Choose your mother’s offer – she will pay you more interest.
1.4 The Time Value of Money and Number of Periods (t)
At last we look at the fourth variable in our Time Value of Money computations. We can rearrange our future value formula to solve for t. Like this:
Your mother wants to take you and your family on a trip. She estimates that it will cost $30,000. She already has $17,000 saved. If you think she could earn 7% on her investment, how long until she has enough money for the trip?
If your mother earns 7% on her investment every year, she will have $30,000 in 8 years and 4.7376 months (.3948/12=4.7376 months).
You just received $1,000. You are think about investing it into an account that you hope will pay 8.45% per year. How many years until you have $1,500? (Round to 2 decimal places.)
- The Time Value of Money – In finance, money has a time value because we can earn interest on it. The higher the interest rate, the higher the time value. The longer the time period, the greater the time value.
- Simple Interest – In a simple interest account, interest is calculated only on the original value. This means that the account earns (or is charged) the same amount of interest every period.
- Compound Interest – In a compound interest account, interest is calculated on the original value and also on all previously earned interest. This means that amount of interest an account earns (or is charged) increases over time.
- Investors prefer compound interest, all else equal.
- Borrowers prefer simple interest, all else equal.
- Rates of return should compensate investors for the amount of risk associated with the investment.
- When making investment choices, it is important to compare investments of the same risk level.
- Decimal to percentages – you must use decimals in all formulas. To change from percent to decimal, move the decimal place over 2 places to the left.
- Percentages to decimals – for final answers, you must always express rates as a percentage. To change from decimals to a percentage, move the decimal two places to the right and add a percentage.
- Use parenthesis if you have them.

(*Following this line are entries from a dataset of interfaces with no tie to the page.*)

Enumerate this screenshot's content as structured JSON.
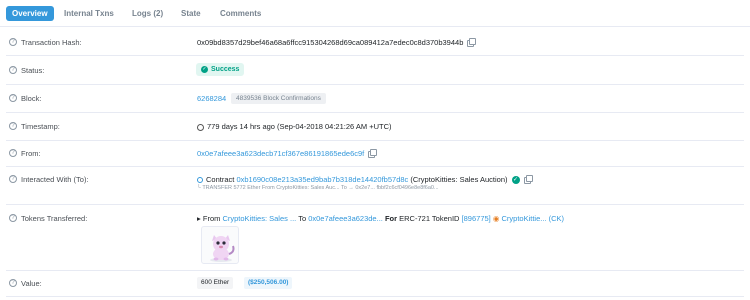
{
  "tabs": [
    {
      "label": "Overview"
    },
    {
      "label": "Internal Txns"
    },
    {
      "label": "Logs (2)"
    },
    {
      "label": "State"
    },
    {
      "label": "Comments"
    }
  ],
  "fields": {
    "tx_hash": {
      "label": "Transaction Hash:",
      "value": "0x09bd8357d29bef46a68a6ffcc915304268d69ca089412a7edec0c8d370b3944b"
    },
    "status": {
      "label": "Status:",
      "value": "Success"
    },
    "block": {
      "label": "Block:",
      "number": "6268284",
      "confirmations": "4839536 Block Confirmations"
    },
    "timestamp": {
      "label": "Timestamp:",
      "value": "779 days 14 hrs ago (Sep-04-2018 04:21:26 AM +UTC)"
    },
    "from": {
      "label": "From:",
      "value": "0x0e7afeee3a623decb71cf367e86191865ede6c9f"
    },
    "interacted": {
      "label": "Interacted With (To):",
      "prefix": "Contract",
      "address": "0xb1690c08e213a35ed9bab7b318de14420fb57d8c",
      "name": "(CryptoKitties: Sales Auction)",
      "transfer_line": "└ TRANSFER 5772 Ether From CryptoKitties: Sales Auc... To → 0x2e7... fbbf2c6cf0496e8e8f6a0..."
    },
    "tokens": {
      "label": "Tokens Transferred:",
      "from_label": "From",
      "from_value": "CryptoKitties: Sales ...",
      "to_label": "To",
      "to_value": "0x0e7afeee3a623de...",
      "for_label": "For",
      "token_type": "ERC-721 TokenID",
      "token_id": "[896775]",
      "token_name": "CryptoKittie... (CK)"
    },
    "value": {
      "label": "Value:",
      "ether": "600 Ether",
      "usd": "($250,506.00)"
    }
  },
  "colors": {
    "accent": "#3498db",
    "success": "#00a186",
    "muted": "#77838f"
  }
}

- Round to 4 decimal places for intermediate steps.
- Round to 2 decimal places for dollars and cents.
FV = the future value. This is the ending value of the investment.
PV = the present value. This is the beginning value of the investment.
r = the interest rate. This is the interest rate per period. Convert to a decimal.
t = the number of periods.
An account that earns simple interest will always have a lower future value than one that earns compound interest.
An investment will pay you $5000 in 5 years if you pay $3000 today. What is the implied % rate of return? (Enter only numbers. Answer as a percent. Round to 2 decimal places.)
Savings account A and B pay 3% interest per year. Account A pays simple interest, account B compounds annually. In which account should you deposit your money if you plan to invest it for 5 years?
A and B make $1,000 deposits into an account that earns 7%. A takes his money out in 5 years. B withdraws her money in 8 years. Whose withdrawal is greater?
Suppose that 2 years ago you bought an old record player at a yard sale for $10. You saw today on E-bay that the same record player is selling for $79.99. If you were to sell the record play at that price today, what would be the implied return percentage? (Enter only numbers in your response. Round to 2 decimal places.)
If you have $500 today and you think you can earn an interest rate of 7% per year, how many years until you have $750?
All other graphs and tables created by author using author’s calculations.